However, this film is still amazing and beautiful and wonderful and it lived up to my expectations! Even though I've only seen it twice I can now say that it's one of my favourite films of all time and I'll definitely be buying it on DVD! Now I love the book, the stage version and the film! The film is a brilliant combination between the book and the stage musical and Tom Hooper clearly respected, understood and loved them both. I'll be forever grateful to him for directing this film. The film may not be perfect or flawless and I'm sure that they'll be times in the future when I'll want to watch this film on DVD and other times when I'll fancy watching my beloved 10th anniversary concert instead, on those occasions when I'll want belting and more powerful vocals and Philip Quast's Javert. But I loved the vast majority of the cast in this film and it gets so, so, so much right that it feels almost wrong to nitpick it. Things could have gone so badly wrong in this film! There could have been terrible casting, a script that removed lots of the songs, stupid changes for no good reason, bad orchestrations, autotuning... but that didn't happen. I absolutely adored this film and my friends and mum loved it too. The reviews I've read from fans have been mostly extremely positive and it seems that the general public has responded really well to this film as well.
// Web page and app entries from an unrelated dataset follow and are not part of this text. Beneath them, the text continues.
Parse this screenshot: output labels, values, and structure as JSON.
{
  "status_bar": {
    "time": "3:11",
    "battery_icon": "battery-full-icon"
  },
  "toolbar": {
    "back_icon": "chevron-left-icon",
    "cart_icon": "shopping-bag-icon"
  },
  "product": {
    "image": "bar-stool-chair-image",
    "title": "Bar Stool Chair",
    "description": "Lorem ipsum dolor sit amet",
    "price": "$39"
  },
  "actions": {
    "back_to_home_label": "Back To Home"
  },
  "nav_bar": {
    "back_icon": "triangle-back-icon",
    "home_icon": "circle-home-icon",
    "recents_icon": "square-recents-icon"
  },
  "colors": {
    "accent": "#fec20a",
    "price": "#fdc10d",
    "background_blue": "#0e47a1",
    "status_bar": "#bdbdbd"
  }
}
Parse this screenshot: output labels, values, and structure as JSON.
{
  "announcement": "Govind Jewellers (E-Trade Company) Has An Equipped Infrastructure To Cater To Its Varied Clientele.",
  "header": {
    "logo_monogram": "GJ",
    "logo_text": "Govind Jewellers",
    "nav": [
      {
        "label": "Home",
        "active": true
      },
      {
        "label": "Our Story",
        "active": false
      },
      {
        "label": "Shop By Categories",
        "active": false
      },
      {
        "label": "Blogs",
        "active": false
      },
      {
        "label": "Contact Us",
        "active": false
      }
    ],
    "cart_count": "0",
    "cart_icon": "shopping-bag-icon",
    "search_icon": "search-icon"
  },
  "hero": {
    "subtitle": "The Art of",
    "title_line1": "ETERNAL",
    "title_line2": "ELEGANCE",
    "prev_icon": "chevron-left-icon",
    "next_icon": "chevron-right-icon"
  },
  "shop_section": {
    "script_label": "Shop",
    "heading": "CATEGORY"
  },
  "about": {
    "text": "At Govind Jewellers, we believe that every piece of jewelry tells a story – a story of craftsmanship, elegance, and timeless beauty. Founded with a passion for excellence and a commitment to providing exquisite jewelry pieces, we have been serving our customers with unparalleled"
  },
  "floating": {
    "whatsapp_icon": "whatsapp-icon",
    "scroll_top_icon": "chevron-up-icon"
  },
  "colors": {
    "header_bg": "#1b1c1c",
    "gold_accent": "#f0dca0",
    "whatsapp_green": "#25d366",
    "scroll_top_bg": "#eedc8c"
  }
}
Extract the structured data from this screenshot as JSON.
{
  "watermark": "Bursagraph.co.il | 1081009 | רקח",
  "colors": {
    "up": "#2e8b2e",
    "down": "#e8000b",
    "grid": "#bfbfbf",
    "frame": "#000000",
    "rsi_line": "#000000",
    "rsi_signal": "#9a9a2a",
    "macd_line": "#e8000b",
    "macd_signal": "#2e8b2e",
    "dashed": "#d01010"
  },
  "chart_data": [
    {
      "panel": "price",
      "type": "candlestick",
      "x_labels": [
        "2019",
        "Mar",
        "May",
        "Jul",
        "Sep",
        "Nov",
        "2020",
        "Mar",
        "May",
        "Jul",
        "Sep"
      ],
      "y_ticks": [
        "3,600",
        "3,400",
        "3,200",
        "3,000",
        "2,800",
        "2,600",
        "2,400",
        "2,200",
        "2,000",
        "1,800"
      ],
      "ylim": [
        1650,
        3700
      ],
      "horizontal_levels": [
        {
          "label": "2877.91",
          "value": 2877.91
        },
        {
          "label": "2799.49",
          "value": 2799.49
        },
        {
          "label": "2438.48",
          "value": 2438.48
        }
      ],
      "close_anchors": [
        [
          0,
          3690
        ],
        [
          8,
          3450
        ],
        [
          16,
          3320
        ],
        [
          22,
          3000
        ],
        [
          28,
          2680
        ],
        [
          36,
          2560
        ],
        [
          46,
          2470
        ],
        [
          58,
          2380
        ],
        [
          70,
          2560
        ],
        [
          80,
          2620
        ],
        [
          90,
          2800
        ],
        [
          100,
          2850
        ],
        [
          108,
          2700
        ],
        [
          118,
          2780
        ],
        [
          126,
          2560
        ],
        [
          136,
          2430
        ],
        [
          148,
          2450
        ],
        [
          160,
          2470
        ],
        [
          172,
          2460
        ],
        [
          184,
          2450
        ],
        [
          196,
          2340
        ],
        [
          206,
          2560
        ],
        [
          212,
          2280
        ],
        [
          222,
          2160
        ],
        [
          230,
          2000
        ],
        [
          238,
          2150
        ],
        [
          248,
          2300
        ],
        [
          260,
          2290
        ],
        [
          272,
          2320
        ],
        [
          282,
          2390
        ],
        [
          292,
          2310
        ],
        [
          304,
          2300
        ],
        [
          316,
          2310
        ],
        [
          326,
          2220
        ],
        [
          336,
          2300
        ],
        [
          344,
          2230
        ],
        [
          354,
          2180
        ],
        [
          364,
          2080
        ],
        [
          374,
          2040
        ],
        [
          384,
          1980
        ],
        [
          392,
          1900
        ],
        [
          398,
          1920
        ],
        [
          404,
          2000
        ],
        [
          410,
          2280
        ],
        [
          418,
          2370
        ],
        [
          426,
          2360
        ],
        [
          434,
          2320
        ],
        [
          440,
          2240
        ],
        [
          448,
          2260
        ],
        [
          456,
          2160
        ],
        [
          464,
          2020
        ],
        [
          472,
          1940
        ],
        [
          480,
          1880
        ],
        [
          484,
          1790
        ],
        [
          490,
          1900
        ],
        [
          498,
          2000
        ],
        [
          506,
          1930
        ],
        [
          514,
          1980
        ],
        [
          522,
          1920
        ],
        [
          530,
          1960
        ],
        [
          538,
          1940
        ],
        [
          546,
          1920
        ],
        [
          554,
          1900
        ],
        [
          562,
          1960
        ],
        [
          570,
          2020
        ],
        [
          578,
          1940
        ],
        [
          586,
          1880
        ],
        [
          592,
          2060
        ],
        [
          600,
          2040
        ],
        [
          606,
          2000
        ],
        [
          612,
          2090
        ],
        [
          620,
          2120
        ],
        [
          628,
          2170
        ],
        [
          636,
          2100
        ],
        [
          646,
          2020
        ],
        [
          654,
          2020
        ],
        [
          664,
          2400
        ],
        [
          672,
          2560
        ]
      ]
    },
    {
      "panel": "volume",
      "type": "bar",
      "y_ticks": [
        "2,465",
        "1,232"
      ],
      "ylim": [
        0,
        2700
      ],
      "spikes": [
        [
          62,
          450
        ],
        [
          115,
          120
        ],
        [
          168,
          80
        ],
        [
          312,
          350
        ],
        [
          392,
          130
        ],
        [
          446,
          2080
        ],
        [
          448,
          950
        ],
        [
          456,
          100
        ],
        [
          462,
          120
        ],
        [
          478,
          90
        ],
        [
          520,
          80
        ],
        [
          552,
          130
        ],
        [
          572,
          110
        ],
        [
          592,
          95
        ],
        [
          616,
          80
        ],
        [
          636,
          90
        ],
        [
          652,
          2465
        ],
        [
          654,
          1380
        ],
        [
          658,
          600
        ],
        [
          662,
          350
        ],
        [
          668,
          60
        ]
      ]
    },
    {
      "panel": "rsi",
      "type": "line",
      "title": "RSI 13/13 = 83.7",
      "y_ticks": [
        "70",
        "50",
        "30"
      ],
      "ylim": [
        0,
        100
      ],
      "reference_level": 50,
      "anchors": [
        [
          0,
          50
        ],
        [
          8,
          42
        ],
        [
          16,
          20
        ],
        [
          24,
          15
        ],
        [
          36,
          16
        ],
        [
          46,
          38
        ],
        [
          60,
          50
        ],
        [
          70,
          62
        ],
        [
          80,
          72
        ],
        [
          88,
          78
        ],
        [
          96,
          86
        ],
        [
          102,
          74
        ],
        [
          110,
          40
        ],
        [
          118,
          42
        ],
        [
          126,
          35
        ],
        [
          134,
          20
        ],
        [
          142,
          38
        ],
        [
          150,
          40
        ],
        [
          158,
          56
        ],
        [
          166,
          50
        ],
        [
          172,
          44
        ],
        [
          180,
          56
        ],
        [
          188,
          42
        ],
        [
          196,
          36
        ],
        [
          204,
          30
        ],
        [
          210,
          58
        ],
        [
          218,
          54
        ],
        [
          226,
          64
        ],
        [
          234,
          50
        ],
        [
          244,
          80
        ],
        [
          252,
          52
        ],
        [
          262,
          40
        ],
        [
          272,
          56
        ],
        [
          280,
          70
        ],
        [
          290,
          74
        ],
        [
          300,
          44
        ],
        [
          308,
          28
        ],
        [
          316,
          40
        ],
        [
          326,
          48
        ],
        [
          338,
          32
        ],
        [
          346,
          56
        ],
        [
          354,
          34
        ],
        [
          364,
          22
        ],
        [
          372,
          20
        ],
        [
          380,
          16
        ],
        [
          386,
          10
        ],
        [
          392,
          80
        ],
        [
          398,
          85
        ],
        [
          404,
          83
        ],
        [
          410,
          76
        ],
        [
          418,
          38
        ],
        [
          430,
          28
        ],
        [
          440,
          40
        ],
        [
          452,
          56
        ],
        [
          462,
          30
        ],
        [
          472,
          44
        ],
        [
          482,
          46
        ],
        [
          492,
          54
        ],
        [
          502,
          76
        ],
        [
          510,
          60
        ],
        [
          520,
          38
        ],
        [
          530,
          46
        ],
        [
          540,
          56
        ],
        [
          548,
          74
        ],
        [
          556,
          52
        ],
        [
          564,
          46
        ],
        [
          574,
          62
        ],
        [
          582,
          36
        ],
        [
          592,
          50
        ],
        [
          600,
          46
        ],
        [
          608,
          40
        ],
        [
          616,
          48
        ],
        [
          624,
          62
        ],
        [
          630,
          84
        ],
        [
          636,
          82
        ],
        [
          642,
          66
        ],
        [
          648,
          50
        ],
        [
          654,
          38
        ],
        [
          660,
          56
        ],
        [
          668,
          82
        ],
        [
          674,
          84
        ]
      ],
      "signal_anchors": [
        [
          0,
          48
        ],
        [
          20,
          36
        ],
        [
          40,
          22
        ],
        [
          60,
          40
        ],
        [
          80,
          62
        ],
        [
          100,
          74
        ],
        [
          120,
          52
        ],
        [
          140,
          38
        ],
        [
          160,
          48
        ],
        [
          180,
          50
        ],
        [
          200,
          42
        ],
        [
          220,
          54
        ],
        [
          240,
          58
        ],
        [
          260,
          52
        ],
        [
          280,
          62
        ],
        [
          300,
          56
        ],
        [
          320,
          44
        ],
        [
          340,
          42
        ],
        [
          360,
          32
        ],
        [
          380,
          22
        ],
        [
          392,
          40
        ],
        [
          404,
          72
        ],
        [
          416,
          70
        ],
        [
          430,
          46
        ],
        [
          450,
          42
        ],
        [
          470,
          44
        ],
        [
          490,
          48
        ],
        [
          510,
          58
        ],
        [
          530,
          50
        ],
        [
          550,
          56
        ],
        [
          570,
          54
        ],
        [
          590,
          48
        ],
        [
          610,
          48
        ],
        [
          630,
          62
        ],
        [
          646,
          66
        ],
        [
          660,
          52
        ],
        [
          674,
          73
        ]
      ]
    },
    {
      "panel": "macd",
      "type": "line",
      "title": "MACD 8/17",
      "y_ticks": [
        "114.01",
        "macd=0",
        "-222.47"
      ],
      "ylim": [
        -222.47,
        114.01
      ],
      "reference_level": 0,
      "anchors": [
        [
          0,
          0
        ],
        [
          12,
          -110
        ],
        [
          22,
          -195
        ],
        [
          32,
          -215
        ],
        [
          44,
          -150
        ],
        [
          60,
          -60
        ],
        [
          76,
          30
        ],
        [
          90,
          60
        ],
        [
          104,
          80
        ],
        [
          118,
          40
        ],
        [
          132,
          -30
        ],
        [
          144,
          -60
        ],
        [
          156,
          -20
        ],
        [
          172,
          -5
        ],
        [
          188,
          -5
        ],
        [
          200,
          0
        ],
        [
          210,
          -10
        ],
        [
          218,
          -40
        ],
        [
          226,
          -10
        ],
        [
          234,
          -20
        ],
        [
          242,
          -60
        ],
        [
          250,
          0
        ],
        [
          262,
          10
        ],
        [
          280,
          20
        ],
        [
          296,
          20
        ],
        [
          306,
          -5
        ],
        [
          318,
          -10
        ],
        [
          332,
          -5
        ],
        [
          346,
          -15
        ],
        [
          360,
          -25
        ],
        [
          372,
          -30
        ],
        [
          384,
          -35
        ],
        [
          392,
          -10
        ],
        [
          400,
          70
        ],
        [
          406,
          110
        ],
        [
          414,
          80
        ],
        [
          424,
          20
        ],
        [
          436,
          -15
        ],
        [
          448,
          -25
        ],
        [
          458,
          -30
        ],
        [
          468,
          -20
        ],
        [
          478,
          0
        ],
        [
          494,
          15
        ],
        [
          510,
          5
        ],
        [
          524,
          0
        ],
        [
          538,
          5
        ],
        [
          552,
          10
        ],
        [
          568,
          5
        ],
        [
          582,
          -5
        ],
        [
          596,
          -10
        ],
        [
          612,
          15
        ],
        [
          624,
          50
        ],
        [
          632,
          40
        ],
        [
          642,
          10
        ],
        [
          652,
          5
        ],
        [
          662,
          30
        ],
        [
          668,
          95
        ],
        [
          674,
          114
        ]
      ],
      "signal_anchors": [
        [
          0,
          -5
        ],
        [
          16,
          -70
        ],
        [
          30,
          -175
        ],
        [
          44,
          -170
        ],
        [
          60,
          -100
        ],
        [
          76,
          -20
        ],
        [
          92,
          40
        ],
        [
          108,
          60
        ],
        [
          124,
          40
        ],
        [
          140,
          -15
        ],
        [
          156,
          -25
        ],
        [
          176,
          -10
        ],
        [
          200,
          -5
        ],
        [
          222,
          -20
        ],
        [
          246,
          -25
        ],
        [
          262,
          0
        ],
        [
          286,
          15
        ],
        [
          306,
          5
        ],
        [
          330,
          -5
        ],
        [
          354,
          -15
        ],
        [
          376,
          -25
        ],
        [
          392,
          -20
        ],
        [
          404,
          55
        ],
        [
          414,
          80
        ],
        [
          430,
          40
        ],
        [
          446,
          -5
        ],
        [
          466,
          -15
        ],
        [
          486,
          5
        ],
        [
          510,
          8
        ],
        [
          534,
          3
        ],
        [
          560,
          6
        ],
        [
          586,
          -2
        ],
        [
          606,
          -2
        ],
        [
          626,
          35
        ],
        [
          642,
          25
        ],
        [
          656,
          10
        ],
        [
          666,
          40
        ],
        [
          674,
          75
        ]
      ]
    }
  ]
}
I know people who haven't read the book and haven't seen the stage version that still loved this film. I'm so happy : )